◆ Problem
The number of lines with the string "Bytes" in the listing below is all that should be reported.
Segment Start: Dataset content
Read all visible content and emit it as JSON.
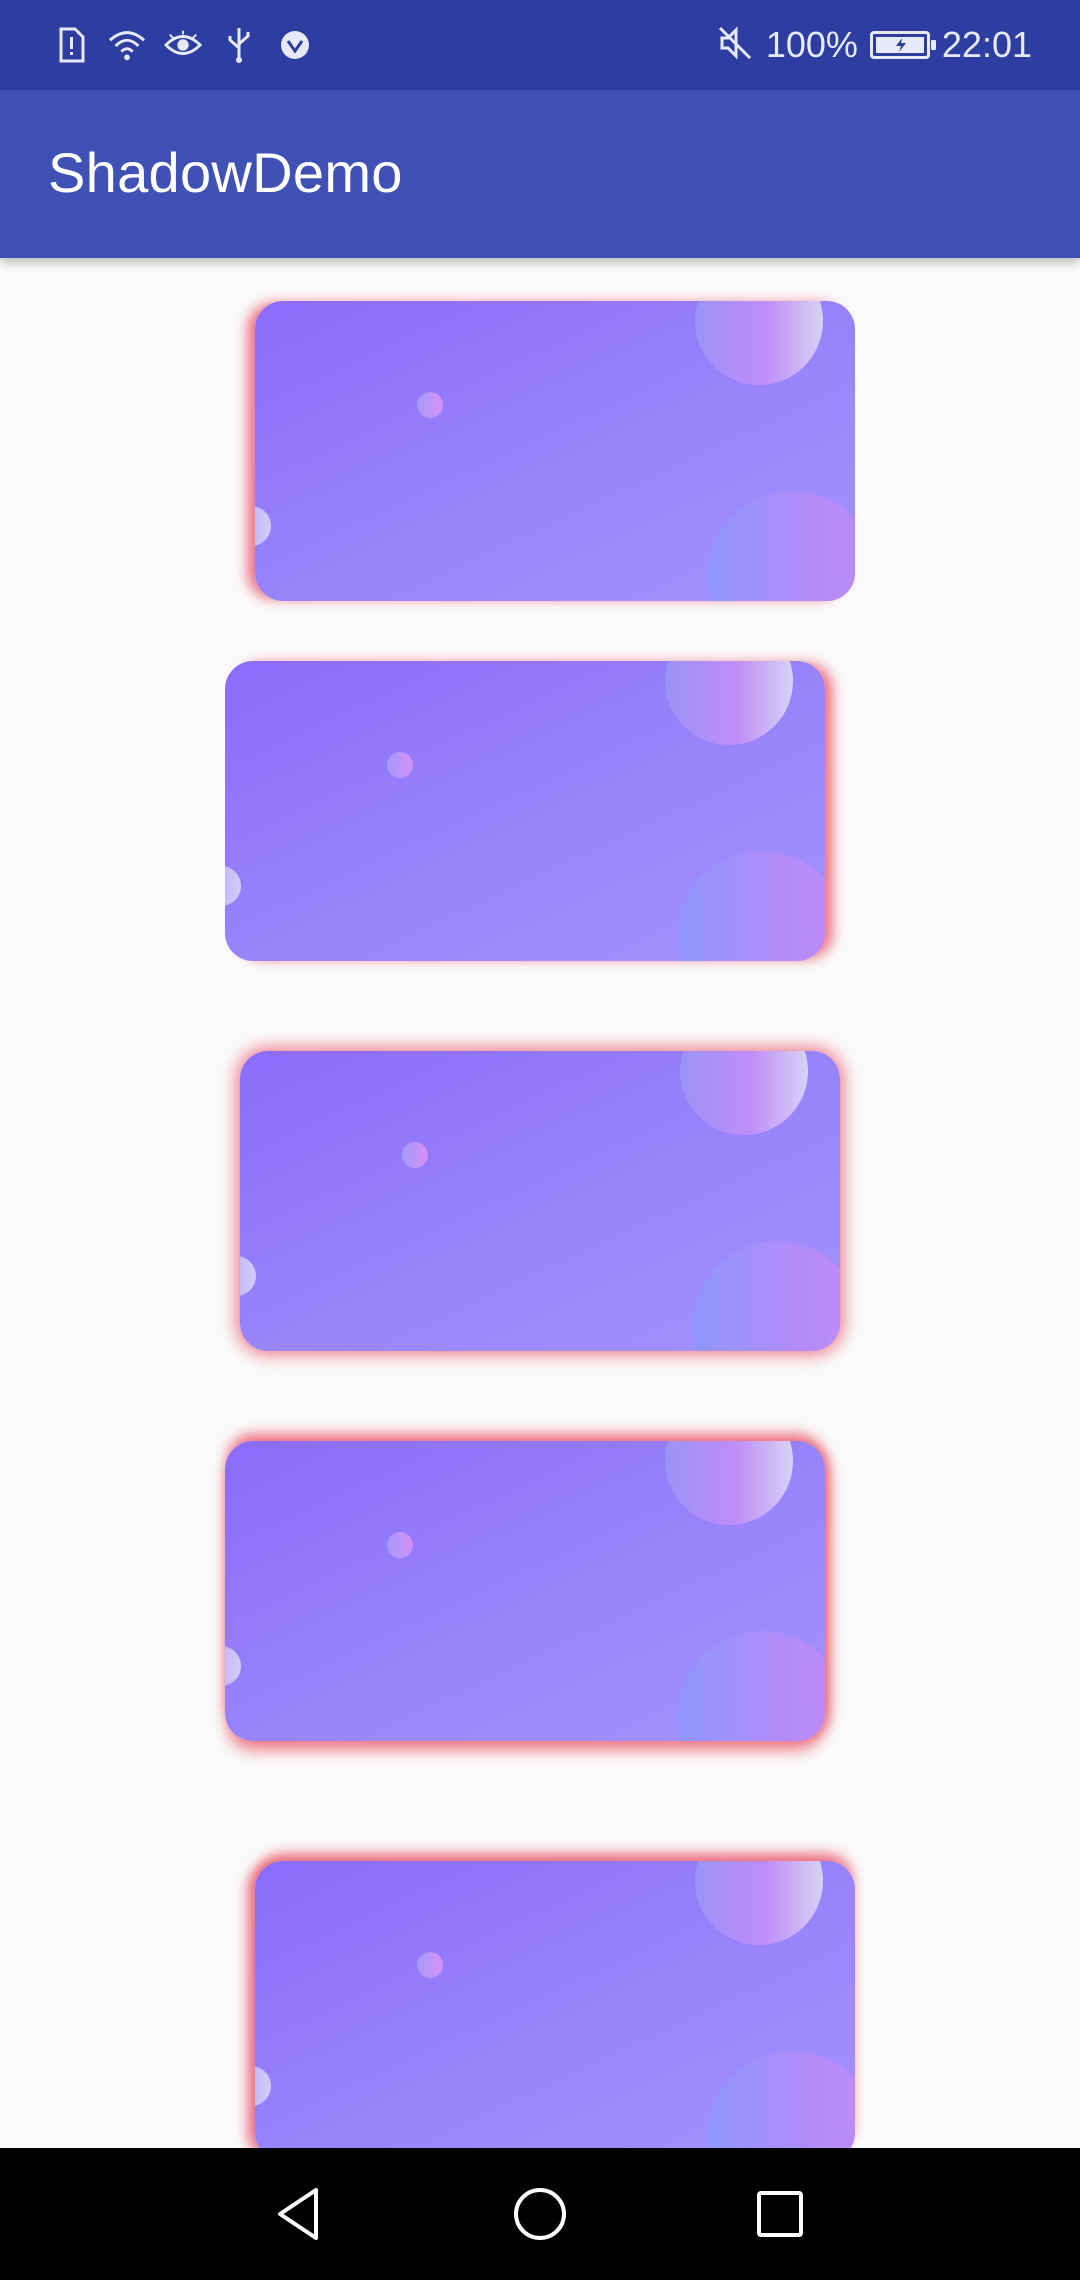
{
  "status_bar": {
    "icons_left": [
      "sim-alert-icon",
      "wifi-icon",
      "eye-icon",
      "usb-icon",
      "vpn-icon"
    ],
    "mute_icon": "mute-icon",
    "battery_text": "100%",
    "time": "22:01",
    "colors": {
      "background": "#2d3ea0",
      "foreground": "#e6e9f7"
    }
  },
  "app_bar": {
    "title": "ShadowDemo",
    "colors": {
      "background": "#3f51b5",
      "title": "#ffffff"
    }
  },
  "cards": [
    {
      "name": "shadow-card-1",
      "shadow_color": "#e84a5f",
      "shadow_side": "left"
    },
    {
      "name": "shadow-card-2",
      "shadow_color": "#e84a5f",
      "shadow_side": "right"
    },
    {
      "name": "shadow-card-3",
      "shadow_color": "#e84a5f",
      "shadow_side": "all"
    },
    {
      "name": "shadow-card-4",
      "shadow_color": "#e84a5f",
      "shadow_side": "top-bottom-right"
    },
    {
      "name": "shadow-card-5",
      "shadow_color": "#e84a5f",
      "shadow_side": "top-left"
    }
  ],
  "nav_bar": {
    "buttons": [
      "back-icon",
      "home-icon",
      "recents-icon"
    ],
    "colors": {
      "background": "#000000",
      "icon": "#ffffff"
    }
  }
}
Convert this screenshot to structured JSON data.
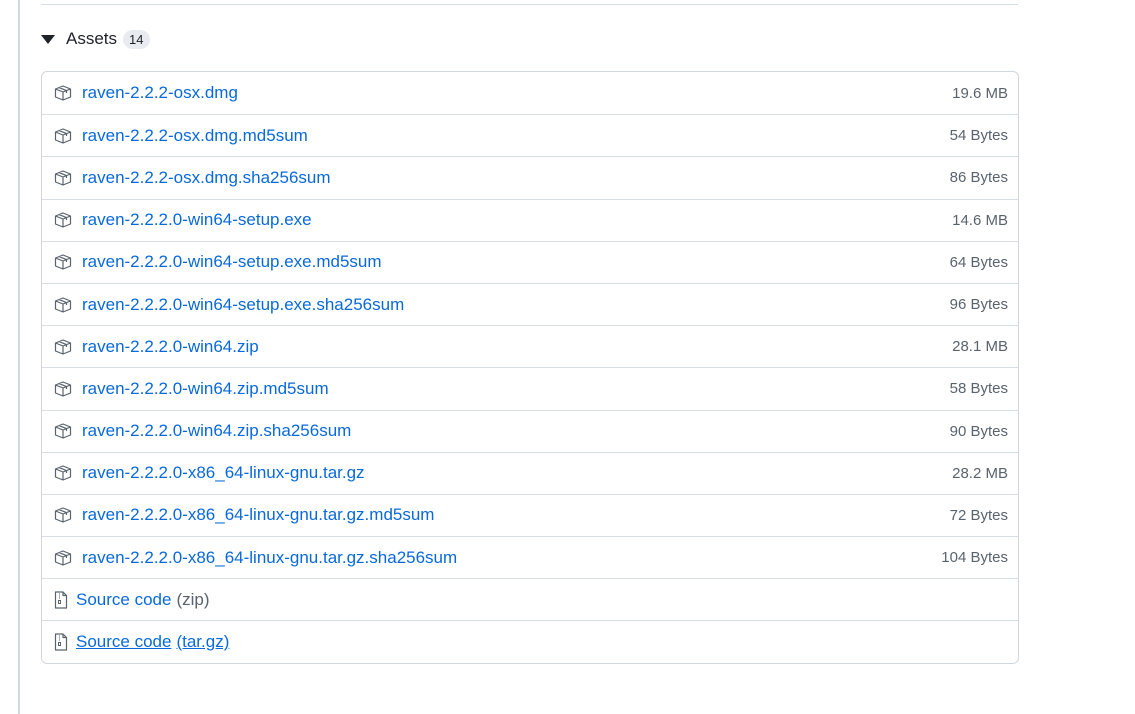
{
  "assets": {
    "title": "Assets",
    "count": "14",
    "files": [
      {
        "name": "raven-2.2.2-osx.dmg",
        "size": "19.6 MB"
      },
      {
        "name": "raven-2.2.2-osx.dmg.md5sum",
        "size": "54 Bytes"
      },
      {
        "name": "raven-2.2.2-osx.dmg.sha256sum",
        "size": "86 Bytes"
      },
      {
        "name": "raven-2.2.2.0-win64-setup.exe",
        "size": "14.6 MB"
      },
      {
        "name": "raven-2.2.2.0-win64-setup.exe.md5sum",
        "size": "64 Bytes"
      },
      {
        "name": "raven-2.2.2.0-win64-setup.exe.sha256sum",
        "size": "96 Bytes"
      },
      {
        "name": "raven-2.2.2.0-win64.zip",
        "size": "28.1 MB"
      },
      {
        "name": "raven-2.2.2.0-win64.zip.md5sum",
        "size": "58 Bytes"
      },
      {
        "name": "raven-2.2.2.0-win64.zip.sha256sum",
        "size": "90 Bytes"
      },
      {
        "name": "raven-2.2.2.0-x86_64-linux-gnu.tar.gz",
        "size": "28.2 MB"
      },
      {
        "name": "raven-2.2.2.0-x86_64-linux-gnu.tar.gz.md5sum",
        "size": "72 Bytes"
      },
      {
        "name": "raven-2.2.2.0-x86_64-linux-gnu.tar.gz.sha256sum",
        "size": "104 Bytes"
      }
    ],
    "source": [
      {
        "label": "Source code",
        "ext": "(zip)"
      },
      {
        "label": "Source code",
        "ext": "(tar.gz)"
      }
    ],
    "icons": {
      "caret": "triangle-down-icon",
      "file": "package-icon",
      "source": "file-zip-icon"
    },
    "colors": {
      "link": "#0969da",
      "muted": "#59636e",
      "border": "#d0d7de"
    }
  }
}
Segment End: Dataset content
◆ Expected output
8